Figure 2

In Figure 2, I have retraced all the images from Figure 1, plus many more from a second sheet, working to make consistent all the details and proportions as I drew. The result is a model sheet that will definitely help me to keep these characters in line for all of their scenes.

Friday, November 23, 2018

No. 173, Making It Bigger

Working Too Small

We all know by now that CGI character animation has the ability to be far more subtle in movement than hand-drawn work could ever be. The limit of hand-drawn subtlety is easily defined: it is basically down to the width of a pencil line. That's why in our hand-drawn medium, we look for other ways to distinguish our craft than by competing with CGI in this area where they are clearly the champs.

That said, we still need to express some subtlety and slow movement in our work, sometimes getting down to that pencil-line thickness between drawings in order to put across our ideas in animation.

Why, then, would anyone work at a smaller scale than they have to?  The bigger your image, the more subtle you can be.  A character drawn 9 inches high can be much more subtle than a character drawn only 4 1/2 inches high, because the width of that pencil line stays the same. Right?

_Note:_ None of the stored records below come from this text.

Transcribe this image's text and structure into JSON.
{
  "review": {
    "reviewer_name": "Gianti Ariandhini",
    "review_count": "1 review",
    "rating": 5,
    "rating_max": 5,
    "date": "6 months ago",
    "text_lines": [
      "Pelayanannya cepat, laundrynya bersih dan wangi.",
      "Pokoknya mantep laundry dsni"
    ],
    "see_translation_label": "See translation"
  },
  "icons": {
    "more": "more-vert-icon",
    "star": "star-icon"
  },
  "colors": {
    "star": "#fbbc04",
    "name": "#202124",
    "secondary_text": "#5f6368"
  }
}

Yet scaling my characters smaller on the page than they have to be is a mistake I have repeatedly committed in my own work. I just caught myself doing it again, struggling with miniature hands and fingers and other details until I realized my mistake.

Animators who do their hand-drawn work paperless, drawing digitally with a stylus directly into the computer, do not really have this problem because they can zoom their view in and out at will. It is to those of us who still animate on paper that I am talking to here.

In the days of filmed animation, the animator was usually forced to work at the scale dictated by the action within the layout. A character might have to run off into the distance until it was quite small on the paper, losing detail and integrity, going off-model along the way. There were examples at Disney where tiny onscreen characters had been animated large, then reduced to the correct relative size with photostats before inking, but that was expensive to do and rare.

But if, like me, you do a hybrid sort of animation, working first on paper and then scanning the drawings into ToonBoom, TV Paint, or other such software, you can take advantage of the software's scaling capability in reverse.  For example, if you have a situation where your field to photograph is 11 inches wide, and your character in that scene is two inches high, you can animate that character on paper at 6 or 8 inches high and then, after scanning, bring that layer down to the correct scale relative to the background.

One limitation to this is a character who must be animated showing her whole height; in that case you would not want to scale it up so much that it would crop off any of the limbs.

The point is to always think about this when approaching a scene.  Could you be drawing larger? If you could, then probably you should.

Thursday, November 15, 2018

No. 172, Indiegogo Campaign for "Hand Drawn" Feature Film

"Hand Drawn"

As an enthusiastic supporter of anything promoting 2D animation in this CGI age, I am happy to make known to you an Indiegogo project called Hand Drawn.  This will be a feature-length film of commentary and interviews with many well-known and lesser-known animators from across North America and perhaps also Europe and Asia.

Indiegogo is a crowdfunding website where you pledge what you can, from one dollar to several hundred, with perks increasing according to how much you put in.  I just learned of the campaign today (15 November, 2018), only eleven days before the deadline.  So if you want to help, go now to this direct link.

You can also go to the project homepage, here, to see all the details.

If you love 2D animation as I do, and you want to preserve and promote it, this is an opportunity to contribute to that cause. They are asking only $15,000 dollars, and as of now they are a little more than halfway there, so your effort, even if it is but a few dollars, can really make a difference.

Don't  wait!